A lot vs. Alot: 9 Grammatical Pitfalls
"warm covering for the hands," 1590s, from Dutch mof "a muff," shortened from Middle Dutch moffel "mitten, muff," from Middle French moufle "mitten," from Old French mofle "thick glove, large mitten, handcuffs" (9c.), from Medieval Latin muffula "a muff," of unknown origin. In 17c.-18c. also worn by men. Meaning "vulva and pubic hair" is from 1690s; muff-diver "one who performs cunnilingus" is from 1935.

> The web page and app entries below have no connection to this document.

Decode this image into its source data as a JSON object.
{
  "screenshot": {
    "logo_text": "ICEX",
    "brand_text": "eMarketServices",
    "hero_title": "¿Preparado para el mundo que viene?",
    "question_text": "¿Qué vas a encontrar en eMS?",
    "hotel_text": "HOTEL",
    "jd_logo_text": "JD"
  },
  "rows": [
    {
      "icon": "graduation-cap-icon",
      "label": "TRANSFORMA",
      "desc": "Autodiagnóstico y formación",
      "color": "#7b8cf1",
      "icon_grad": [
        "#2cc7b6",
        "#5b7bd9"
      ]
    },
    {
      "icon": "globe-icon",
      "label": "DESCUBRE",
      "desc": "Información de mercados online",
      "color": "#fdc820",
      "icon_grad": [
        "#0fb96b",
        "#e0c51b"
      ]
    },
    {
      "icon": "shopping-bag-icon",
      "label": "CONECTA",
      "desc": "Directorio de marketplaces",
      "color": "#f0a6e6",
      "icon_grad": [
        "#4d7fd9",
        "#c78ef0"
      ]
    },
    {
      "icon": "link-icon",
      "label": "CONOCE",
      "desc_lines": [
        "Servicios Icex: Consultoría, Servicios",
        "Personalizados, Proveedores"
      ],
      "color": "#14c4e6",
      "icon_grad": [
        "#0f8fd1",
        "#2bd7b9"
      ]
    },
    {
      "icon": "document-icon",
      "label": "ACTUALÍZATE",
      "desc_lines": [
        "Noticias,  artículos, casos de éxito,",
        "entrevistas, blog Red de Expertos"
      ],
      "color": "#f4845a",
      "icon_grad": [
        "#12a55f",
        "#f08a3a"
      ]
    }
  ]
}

"to bungle," 1827, pugilism slang, probably related to muff (n.) "awkward person" (1837), perhaps from muff (n.) on notion of someone clumsy because his hands are in a muff. Related: Muffed; muffing.
To fail; botch, esp by clumsiness •The older example refers to playing cricket: This is a ripe one. Don't muff it, Billy (1837+)
[verb sense fr the clumsiness of someone wearing a muff on the hands]
in wearing apparel, usually cylindrical covering of fur, fabric, feathers, or other soft material, with open ends into which the hands are placed to keep them warm. Originally a purse and hand warmer in one, the muff was first introduced to women's fashion in 1570, when fur trimming was becoming popular